“When it comes to end-of-life decisions, doctors are terrified of violating patient autonomy. We are scared of our own medical opinions,” Dr Manning Peskin says.

“So instead of saying, ‘I recommend…’, we often offer a platter of life-prolonging measures, most of which are unlikely to improve a patient’s quality of life, but which offer the possibility of hope. The patient’s heart will still beat. Her personality will be gone, but her chest will still rise and collapse. Families see an opportunity for loss to be delayed, perhaps even dodged. Then we are surprised when they take us up on the offer to prolong dying.”

As medicine continues to get smarter – the US has just approved a digital pill that tracks when you take it – the number of people who are alive, without living, is only going to grow.

But I’m not sure whether we should be celebrating?

Honking the horn

What is wrong with Gold Coast drivers?

In the last 24 hours, I have witnessed some of the most ridiculous behavior on the roads I’ve seen in my 20-odd years of driving.

And – I’ve had enough.

It’s time to call on Gold Coast drivers to get your act together, or we’re going to see an increased number of reports of road rage in the nightly news.

For me this week, first, there was the roundabout honker.
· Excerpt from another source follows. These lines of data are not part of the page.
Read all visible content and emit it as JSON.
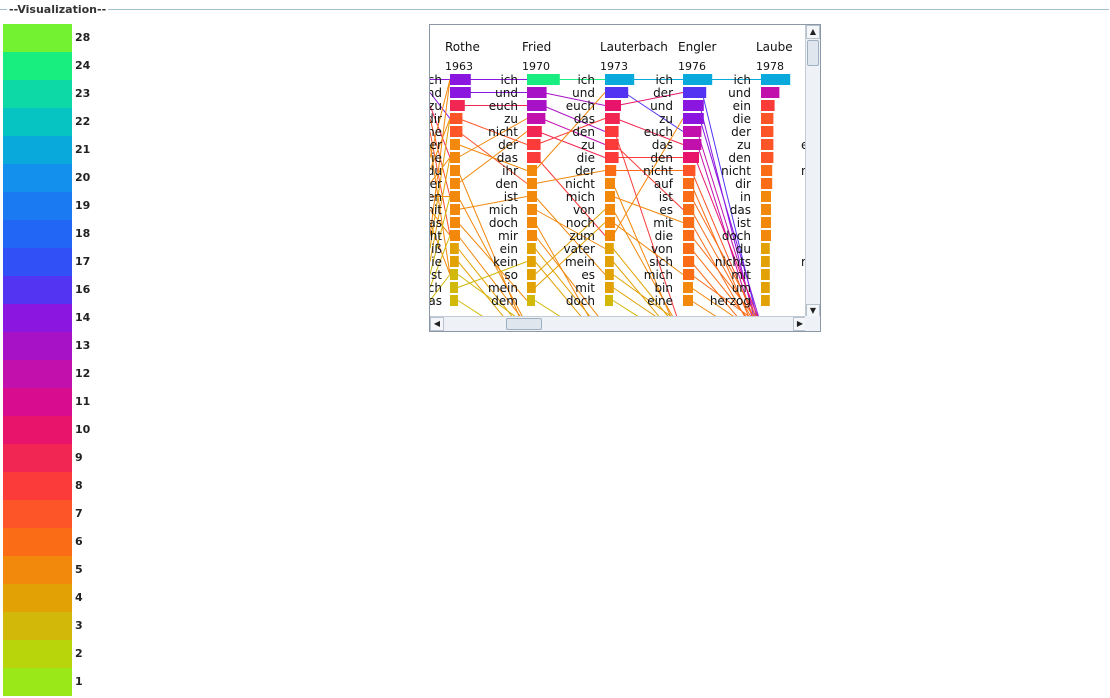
{
  "group": {
    "title": "--Visualization--"
  },
  "legend": [
    {
      "label": "28",
      "color": "#72f230"
    },
    {
      "label": "24",
      "color": "#18ee80"
    },
    {
      "label": "23",
      "color": "#0cd9a6"
    },
    {
      "label": "22",
      "color": "#06c4c2"
    },
    {
      "label": "21",
      "color": "#0aa9dc"
    },
    {
      "label": "20",
      "color": "#1390ee"
    },
    {
      "label": "19",
      "color": "#1a7af2"
    },
    {
      "label": "18",
      "color": "#2266f6"
    },
    {
      "label": "17",
      "color": "#3150f6"
    },
    {
      "label": "16",
      "color": "#5234f2"
    },
    {
      "label": "14",
      "color": "#8a16e0"
    },
    {
      "label": "13",
      "color": "#a812c6"
    },
    {
      "label": "12",
      "color": "#c210ac"
    },
    {
      "label": "11",
      "color": "#d80c8e"
    },
    {
      "label": "10",
      "color": "#e8146c"
    },
    {
      "label": "9",
      "color": "#f22652"
    },
    {
      "label": "8",
      "color": "#fb3a3a"
    },
    {
      "label": "7",
      "color": "#fd5428"
    },
    {
      "label": "6",
      "color": "#fb6c16"
    },
    {
      "label": "5",
      "color": "#f2880c"
    },
    {
      "label": "4",
      "color": "#e2a206"
    },
    {
      "label": "3",
      "color": "#d2b808"
    },
    {
      "label": "2",
      "color": "#b8d40a"
    },
    {
      "label": "1",
      "color": "#9be818"
    }
  ],
  "viz": {
    "partial_words": [
      "ch",
      "und",
      "zu",
      "dir",
      "ne",
      "er",
      "ie",
      "du",
      "er",
      "en",
      "mit",
      "as",
      "ht",
      "iß",
      "ie",
      "st",
      "ch",
      "as"
    ],
    "columns": [
      {
        "name": "Rothe",
        "year": "1963",
        "words": [
          "ich",
          "und",
          "euch",
          "zu",
          "nicht",
          "der",
          "das",
          "ihr",
          "den",
          "ist",
          "mich",
          "doch",
          "mir",
          "ein",
          "kein",
          "so",
          "mein",
          "dem"
        ],
        "ranks": [
          14,
          14,
          9,
          7,
          7,
          5,
          5,
          5,
          5,
          5,
          5,
          5,
          5,
          4,
          4,
          3,
          3,
          3
        ]
      },
      {
        "name": "Fried",
        "year": "1970",
        "words": [
          "ich",
          "und",
          "euch",
          "das",
          "den",
          "zu",
          "die",
          "der",
          "nicht",
          "mich",
          "von",
          "noch",
          "zum",
          "vater",
          "mein",
          "es",
          "mit",
          "doch"
        ],
        "ranks": [
          24,
          13,
          13,
          12,
          9,
          8,
          8,
          5,
          5,
          5,
          5,
          5,
          5,
          4,
          4,
          4,
          4,
          3
        ]
      },
      {
        "name": "Lauterbach",
        "year": "1973",
        "words": [
          "ich",
          "der",
          "und",
          "zu",
          "euch",
          "das",
          "den",
          "nicht",
          "auf",
          "ist",
          "es",
          "mit",
          "die",
          "von",
          "sich",
          "mich",
          "bin",
          "eine"
        ],
        "ranks": [
          21,
          16,
          10,
          9,
          8,
          8,
          8,
          6,
          5,
          5,
          5,
          5,
          5,
          4,
          4,
          4,
          4,
          3
        ]
      },
      {
        "name": "Engler",
        "year": "1976",
        "words": [
          "ich",
          "und",
          "ein",
          "die",
          "der",
          "zu",
          "den",
          "nicht",
          "dir",
          "in",
          "das",
          "ist",
          "doch",
          "du",
          "nichts",
          "mit",
          "um",
          "herzog"
        ],
        "ranks": [
          21,
          16,
          14,
          14,
          12,
          12,
          10,
          7,
          6,
          6,
          6,
          6,
          6,
          6,
          6,
          6,
          5,
          5
        ]
      },
      {
        "name": "Laube",
        "year": "1978",
        "words": [
          "ich",
          "",
          "",
          "",
          "",
          "",
          "",
          "",
          "",
          "",
          "",
          "",
          "",
          "",
          "",
          "",
          "",
          ""
        ],
        "ranks": [
          21,
          12,
          8,
          7,
          7,
          7,
          7,
          6,
          6,
          5,
          5,
          5,
          5,
          4,
          4,
          4,
          4,
          4
        ]
      }
    ],
    "right_partial_words": {
      "5": "e",
      "7": "n",
      "14": "m"
    }
  }
}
We both approached the roundabout at roughly the same time. Both of us were going straight, but we were at right angles to each other – she going west to east, me going south to north.

We both entered the roundabout at virtually the same time.

We both had plenty of room, and there was never any danger of us colliding.

But apparently Miss Silver Wagon, loitering on my right, felt that I should have waited until she’d completed her journey before I entered the circle of trust, so she honked at me as she sailed through the roundabout (well behind me, I might add).

Clearly, she was under the mistaken assumption that we should always give way to our right on roundabouts. This is not the rule – we should give way only to vehicles already on the roundabout, and as this handy dandy video shows, she might have been required to give way to me.

She wasn’t the only driver to honk me this week – I was also on the receiving end of a royal tooting when I carefully drove around another vehicle, which was blocking an intersection.

The final straw in terms of rudeness on the roads happened this morning. Driving the kids to school, I saw the driver of the vehicle in front of me wind down his window and piff an empty cup of Starbucks out onto someone’s lawn.

Really? In 2017, really? Do people still do this? Has clean up Australia Day taught us nothing?!

Throwing your garbage out the window isn’t just gross and environmentally hazardous, it’s also lazy and hugely inconsiderate.

I’ve lived in many different cities in my time, but I have to say the Gold Coast takes the cake for crazy, chaotic and downright inconsiderate drivers.

A little less distracted driving and a little more courtesy on the road could go a long way towards creating a more harmonious community!

Wildlife Wednesday Brahminy Kites

Wildlife Wednesday: Baby Brahminy Kites

Two young brahminy kites will be calling the Currumbin Wildlife Hospital home for the next few weeks, after they were both abandoned by their parents after jumping the nest.

“There is nothing really wrong with them, they were just very thin and rundown when they were brought in,” Dr Michael Pyne told myGC.

Barry and Naples are not brother and sister, however Dr Michael Pyne said they are keeping them in the same rehab enclosure as they are the same age.

“They can grow up together and have a mate in here. They will do a lot better if they have another bird of the same species to grow up with.”

Mr Pyne said the birds will remain in care for another month or so.

“We are now feeding them and getting their strength back up. They will be here until they are bit bigger and tougher.”

Watch the video to see Barry and Naples up close and swooping during the interview with Dr Pyne:

For more information on the Currumbin Wildlife Hospital, visit: cwhf.org.au/